Today, Neil Henderson is the Secretary of the ASU’s Queensland Services & Northern Administrative Branch (aka The Services Union). Neil continues to support and pursue policies for LGBTIQ equality both within our Union and in the broader political arena.
We thank Neil for regaling us with his story and allowing us to share this great nugget of Australian activist history with the bigger audience that it deserves. The take away message? When you’re fighting injustice from on high, persistence is key, and a bit of music and dancing helps, too!
Researched & written by Brigid Marasco
ASU National Communications Officer
with the kind assistance of Neil Henderson,
ASU-Qld Services & Northern Admin Branch Secretary

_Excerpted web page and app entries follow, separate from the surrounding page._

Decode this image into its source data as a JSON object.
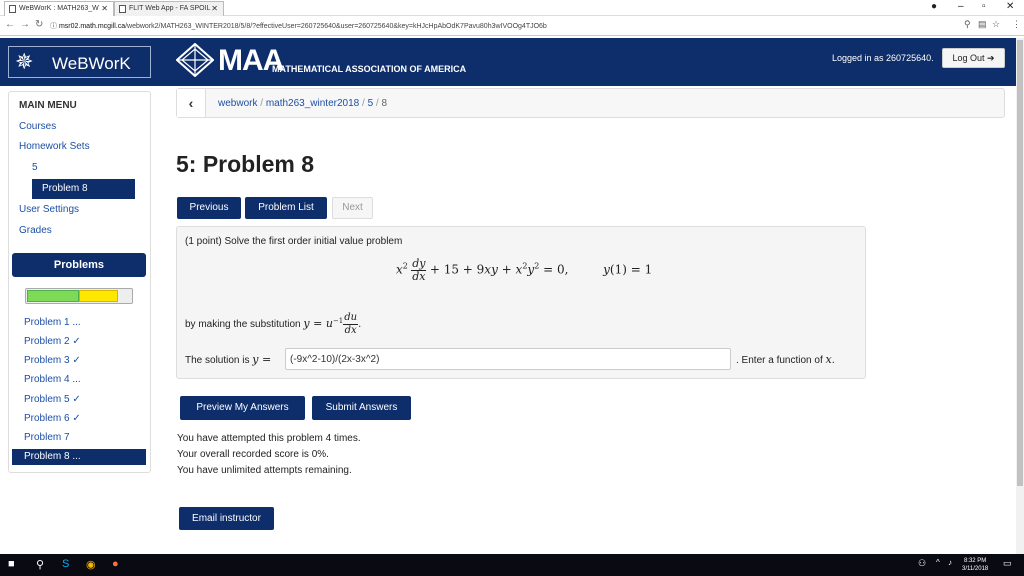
{
  "browser": {
    "tabs": [
      {
        "label": "WeBWorK : MATH263_W"
      },
      {
        "label": "FLIT Web App - FA SPOIL"
      }
    ],
    "url_host": "msr02.math.mcgill.ca",
    "url_path": "/webwork2/MATH263_WINTER2018/5/8/?effectiveUser=260725640&user=260725640&key=kHJcHpAbOdK7Pavu80h3wIVOOg4TJO6b"
  },
  "navbar": {
    "brand": "WeBWorK",
    "maa_logo_text": "MAA",
    "maa_subtitle": "MATHEMATICAL ASSOCIATION OF AMERICA",
    "logged_in_text": "Logged in as 260725640.",
    "logout_label": "Log Out"
  },
  "sidebar": {
    "menu_title": "MAIN MENU",
    "courses": "Courses",
    "homework_sets": "Homework Sets",
    "set_number": "5",
    "active_problem": "Problem 8",
    "user_settings": "User Settings",
    "grades": "Grades",
    "problems_button": "Problems",
    "progress": [
      {
        "fraction": 0.5,
        "color": "#7ed957"
      },
      {
        "fraction": 0.375,
        "color": "#ffe800"
      }
    ],
    "problem_list": [
      "Problem 1 ...",
      "Problem 2 ✓",
      "Problem 3 ✓",
      "Problem 4 ...",
      "Problem 5 ✓",
      "Problem 6 ✓",
      "Problem 7",
      "Problem 8 ..."
    ]
  },
  "breadcrumb": {
    "root": "webwork",
    "course": "math263_winter2018",
    "set": "5",
    "problem": "8"
  },
  "page_title": "5: Problem 8",
  "nav_buttons": {
    "previous": "Previous",
    "problem_list": "Problem List",
    "next": "Next"
  },
  "problem": {
    "intro": "(1 point) Solve the first order initial value problem",
    "by_substitution": "by making the substitution",
    "solution_label": "The solution is",
    "answer_value": "(-9x^2-10)/(2x-3x^2)",
    "enter_function": ". Enter a function of"
  },
  "actions": {
    "preview": "Preview My Answers",
    "submit": "Submit Answers",
    "email": "Email instructor"
  },
  "status": {
    "attempts": "You have attempted this problem 4 times.",
    "score": "Your overall recorded score is 0%.",
    "remaining": "You have unlimited attempts remaining."
  },
  "taskbar": {
    "time": "8:32 PM",
    "date": "3/11/2018"
  },
  "colors": {
    "navbar": "#0d2d6b",
    "link": "#1d4fa5"
  }
}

The myth of Queen Victoria’s refusal to grant royal assent to laws prohibiting lesbian sex apparently began as recently as 1977 across the ditch in New Zealand. It was a fictional story created to explain why another march, this time specifically for lesbian equality, was by the statue of Queen Victoria in Wellington.
The Scotsman, ‘Background: Myth of Victoria and ban on homosexuality’, 30 January 2011
If you have a story to tell about fighting for rights for the LGBTIQ community, please contact us via email@example.com
Gavin Harris, John Witte, et al, ‘It was a riot! Sydney’s First Gay & Lesbian Mardi Gras’, for 78ers Festival Events Group, 1998
The Guardian, ‘State MPs to apologise for mistreatment of first Sydney Mardi Gras marchers’, by Paul Karp, 21 February 2016
Sydney Morning Herald, ‘The Sydney Morning Herald apologises to Mardi Gras founders the 78ers’, by Daisy Dumas, 24 February 2016
The Guardian, ‘Sydney Morning Herald apologises to original 1978 Mardi Gras protesters, by Paul Karp, 24 February 2016
The Guardian, ‘How the beatings and humiliations of the 1978 Sydney Mardi Gras made reform inescapable’, by David Marr, 24 February 2016
Wikipedia, “Tom Robinson” of the Tom Robinson Band: https://en.wikipedia.org/wiki/Tom_Robinson